A reporter for London’s Guardian newspaper seemed a bit taken aback by the c'est la vie (or, perhaps, c’est la mort) attitude of French shoppers who learned this week that the store they were shopping in was built on top of an ancient cemetery.
But perhaps she should not have been. France, after all, is a proudly secular society. And psychological research links a lack of religiosity with a more relaxed attitude toward historical burial grounds.
Several years ago, Pacific Standard interviewed psychologist Jonathan Haidt, who studies the different meanings of the term “morality.” After researching different ethical frameworks, he delineated the different moral impulses that guide liberals and conservatives, and found one of the most divisive is what he terms “purity/sanctity.” Here's his take on that topic, and how it applies to the issue of long-buried human remains:
"The question is: Do you see the world as simply matter?" Haidt asks. "If so, people can do whatever they want, as long as they don't hurt other people. Or do you see more dimensions to life? Do you want to live in a higher, nobler way than simply the pursuit of pleasure? That often requires not acting on your impulses, making sacrifices for others. It implies a reverence — which is a nonrational feeling — towards human life."

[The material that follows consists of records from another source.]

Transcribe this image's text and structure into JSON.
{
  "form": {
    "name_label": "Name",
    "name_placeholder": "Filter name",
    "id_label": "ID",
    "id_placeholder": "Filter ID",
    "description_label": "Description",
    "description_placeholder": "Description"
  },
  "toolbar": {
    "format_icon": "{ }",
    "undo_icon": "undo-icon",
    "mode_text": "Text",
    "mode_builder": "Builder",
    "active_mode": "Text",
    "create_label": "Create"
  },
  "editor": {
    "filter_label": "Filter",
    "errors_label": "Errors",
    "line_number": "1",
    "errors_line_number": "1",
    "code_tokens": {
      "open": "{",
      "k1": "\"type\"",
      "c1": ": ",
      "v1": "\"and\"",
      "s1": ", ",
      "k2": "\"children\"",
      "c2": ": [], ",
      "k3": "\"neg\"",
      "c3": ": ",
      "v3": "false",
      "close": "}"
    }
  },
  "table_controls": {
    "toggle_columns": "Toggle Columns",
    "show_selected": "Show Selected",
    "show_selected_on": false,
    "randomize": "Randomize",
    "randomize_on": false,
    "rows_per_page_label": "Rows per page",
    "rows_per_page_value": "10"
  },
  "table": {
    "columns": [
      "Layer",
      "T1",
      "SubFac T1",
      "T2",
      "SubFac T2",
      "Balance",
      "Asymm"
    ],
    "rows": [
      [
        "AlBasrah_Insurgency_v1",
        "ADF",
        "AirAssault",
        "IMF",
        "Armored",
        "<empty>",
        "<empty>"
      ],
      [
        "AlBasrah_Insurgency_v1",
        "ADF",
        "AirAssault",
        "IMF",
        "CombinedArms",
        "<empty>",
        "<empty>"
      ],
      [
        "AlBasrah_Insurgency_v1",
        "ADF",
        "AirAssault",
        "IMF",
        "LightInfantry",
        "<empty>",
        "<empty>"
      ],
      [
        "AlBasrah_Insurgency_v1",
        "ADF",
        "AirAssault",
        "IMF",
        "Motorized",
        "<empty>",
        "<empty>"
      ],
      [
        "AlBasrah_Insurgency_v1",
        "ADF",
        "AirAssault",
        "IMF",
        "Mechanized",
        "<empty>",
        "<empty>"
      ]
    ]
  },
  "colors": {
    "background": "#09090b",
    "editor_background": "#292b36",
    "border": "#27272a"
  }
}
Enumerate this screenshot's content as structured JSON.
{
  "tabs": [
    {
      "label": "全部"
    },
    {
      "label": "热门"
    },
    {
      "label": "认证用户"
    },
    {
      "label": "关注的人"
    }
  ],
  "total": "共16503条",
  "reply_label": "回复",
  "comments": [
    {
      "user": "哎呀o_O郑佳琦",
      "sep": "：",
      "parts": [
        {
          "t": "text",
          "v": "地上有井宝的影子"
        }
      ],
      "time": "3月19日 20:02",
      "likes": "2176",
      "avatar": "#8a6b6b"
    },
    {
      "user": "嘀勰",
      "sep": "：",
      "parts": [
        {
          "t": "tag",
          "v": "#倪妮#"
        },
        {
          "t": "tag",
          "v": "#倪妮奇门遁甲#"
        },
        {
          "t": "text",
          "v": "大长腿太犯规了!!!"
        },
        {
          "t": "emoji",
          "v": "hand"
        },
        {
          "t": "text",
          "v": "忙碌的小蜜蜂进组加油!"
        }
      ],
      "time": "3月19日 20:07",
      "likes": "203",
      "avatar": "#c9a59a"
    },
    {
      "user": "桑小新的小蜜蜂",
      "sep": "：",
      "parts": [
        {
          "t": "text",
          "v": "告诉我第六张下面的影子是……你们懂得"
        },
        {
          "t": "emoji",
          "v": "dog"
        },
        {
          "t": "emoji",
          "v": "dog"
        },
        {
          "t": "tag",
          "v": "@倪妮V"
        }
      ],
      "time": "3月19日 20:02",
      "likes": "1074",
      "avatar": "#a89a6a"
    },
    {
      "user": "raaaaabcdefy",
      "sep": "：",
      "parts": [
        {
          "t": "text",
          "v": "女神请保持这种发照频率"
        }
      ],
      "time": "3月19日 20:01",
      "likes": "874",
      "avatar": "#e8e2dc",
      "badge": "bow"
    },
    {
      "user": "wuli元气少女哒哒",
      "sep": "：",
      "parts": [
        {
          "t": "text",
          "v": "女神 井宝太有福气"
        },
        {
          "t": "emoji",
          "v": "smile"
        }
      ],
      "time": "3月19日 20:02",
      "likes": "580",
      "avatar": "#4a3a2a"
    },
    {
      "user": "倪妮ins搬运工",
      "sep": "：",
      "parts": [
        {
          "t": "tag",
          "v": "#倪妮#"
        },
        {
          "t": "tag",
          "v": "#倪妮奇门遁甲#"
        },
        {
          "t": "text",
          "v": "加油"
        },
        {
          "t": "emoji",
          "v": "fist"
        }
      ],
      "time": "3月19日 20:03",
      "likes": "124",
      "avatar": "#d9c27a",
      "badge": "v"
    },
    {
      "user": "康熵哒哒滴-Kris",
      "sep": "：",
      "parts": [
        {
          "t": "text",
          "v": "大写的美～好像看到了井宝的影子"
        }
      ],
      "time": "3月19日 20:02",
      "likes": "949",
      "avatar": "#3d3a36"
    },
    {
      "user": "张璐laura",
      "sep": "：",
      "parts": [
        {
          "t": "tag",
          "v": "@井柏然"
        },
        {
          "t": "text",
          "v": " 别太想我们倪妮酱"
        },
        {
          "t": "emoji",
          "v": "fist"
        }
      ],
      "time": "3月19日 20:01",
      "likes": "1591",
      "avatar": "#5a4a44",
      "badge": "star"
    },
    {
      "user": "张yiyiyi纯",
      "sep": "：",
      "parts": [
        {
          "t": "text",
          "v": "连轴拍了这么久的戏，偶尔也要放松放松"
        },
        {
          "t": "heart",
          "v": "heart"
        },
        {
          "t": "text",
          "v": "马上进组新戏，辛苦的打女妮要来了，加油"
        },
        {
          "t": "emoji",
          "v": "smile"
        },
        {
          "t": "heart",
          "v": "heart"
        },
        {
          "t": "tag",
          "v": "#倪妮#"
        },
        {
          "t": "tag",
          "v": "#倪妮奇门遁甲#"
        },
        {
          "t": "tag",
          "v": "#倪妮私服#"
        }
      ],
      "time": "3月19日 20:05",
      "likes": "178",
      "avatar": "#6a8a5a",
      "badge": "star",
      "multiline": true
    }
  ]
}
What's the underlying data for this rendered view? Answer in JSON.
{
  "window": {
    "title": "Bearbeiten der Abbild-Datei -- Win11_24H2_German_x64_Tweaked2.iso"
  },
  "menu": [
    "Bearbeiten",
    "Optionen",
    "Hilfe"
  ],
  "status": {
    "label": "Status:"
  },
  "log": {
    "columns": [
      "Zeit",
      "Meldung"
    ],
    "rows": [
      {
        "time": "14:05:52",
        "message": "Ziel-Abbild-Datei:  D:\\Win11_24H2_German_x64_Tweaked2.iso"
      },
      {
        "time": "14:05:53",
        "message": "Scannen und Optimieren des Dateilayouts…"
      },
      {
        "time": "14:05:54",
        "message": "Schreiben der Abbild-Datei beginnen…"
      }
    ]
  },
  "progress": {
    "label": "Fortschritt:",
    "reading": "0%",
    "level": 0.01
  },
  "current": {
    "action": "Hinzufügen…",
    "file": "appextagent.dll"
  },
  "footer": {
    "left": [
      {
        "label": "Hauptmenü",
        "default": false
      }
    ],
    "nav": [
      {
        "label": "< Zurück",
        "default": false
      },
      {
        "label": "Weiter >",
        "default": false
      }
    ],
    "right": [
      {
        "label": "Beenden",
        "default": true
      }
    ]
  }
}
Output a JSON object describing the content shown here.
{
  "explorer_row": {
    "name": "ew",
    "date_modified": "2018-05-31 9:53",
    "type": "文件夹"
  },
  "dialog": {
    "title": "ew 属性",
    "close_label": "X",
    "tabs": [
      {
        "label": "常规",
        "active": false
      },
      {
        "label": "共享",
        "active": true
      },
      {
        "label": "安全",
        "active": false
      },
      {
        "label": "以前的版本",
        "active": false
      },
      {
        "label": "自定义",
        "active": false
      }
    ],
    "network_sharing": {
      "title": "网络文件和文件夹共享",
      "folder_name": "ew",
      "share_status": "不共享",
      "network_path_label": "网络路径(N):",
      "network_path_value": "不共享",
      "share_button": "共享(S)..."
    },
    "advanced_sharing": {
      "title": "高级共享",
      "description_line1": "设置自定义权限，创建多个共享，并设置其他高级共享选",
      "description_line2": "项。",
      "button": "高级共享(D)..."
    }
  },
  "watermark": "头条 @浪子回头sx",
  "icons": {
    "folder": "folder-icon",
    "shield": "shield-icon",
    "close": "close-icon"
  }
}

Consider two letters to the editor in a 2009 issue of the Ventura Breeze. The biweekly newspaper had been chronicling a controversy about a 19th-century cemetery that gradually fell into disrepair and, since the early 1960s, has been used as a dog park. Some descendants of the people buried there were demanding that it be restored as a proper burial place.
"Why is there even a debate?" wrote one angry resident who also referred to the park as a "holy ground," and admonished city officials that their "values and judgment need some serious realignment." But a second reader looked at the controversy from a more practical perspective, noting that public funds are limited in these tough economic times. Besides, he added, "the park is full of life now, and I'm sorry if this sounds harsh, but life is for the living."
Both arguments are rooted in firm moral beliefs. It's just that, for the first correspondent, purity/sanctity is paramount, while for the second it's of minimal importance.
The United States is, of course, a more religious society than France, so it’s not surprising that this debate periodically arises here. The most famous such site in this country is probably the Ancient Burying Ground in Hartford, Connecticut. While, over the decades, a variety of commercial structures have been built over portions of the site (which was used as a cemetery from 1640 to 1803), a list of the names of the dead was published in 1898, and is available online as a sort of memorial.
Often, disputes over ancient cemeteries in this country have racial and ethnic overtones. In 2010, black students at Virginia Commonwealth University protested the fact that a parking lot had been built over a burial ground for slaves. Entities ranging from Walmart to the University of California have been accused of disturbing ancient Indian burial grounds as part of building or expansion projects.
And Miami New Times noted last year that, in 1985, the Miami Dolphins football team built its stadium on ancient Indian burial grounds thought to date back to the year 800 C.E. The newspaper noted that, although the land was carefully sifted by archaeologists who removed all remains and artifacts, Dolphins fans have lingering fears to this day that the team is somehow cursed.
So, you’re on notice, France. If you ever want to win another World Cup, be careful down there. You're disturbing those spirits at your own peril.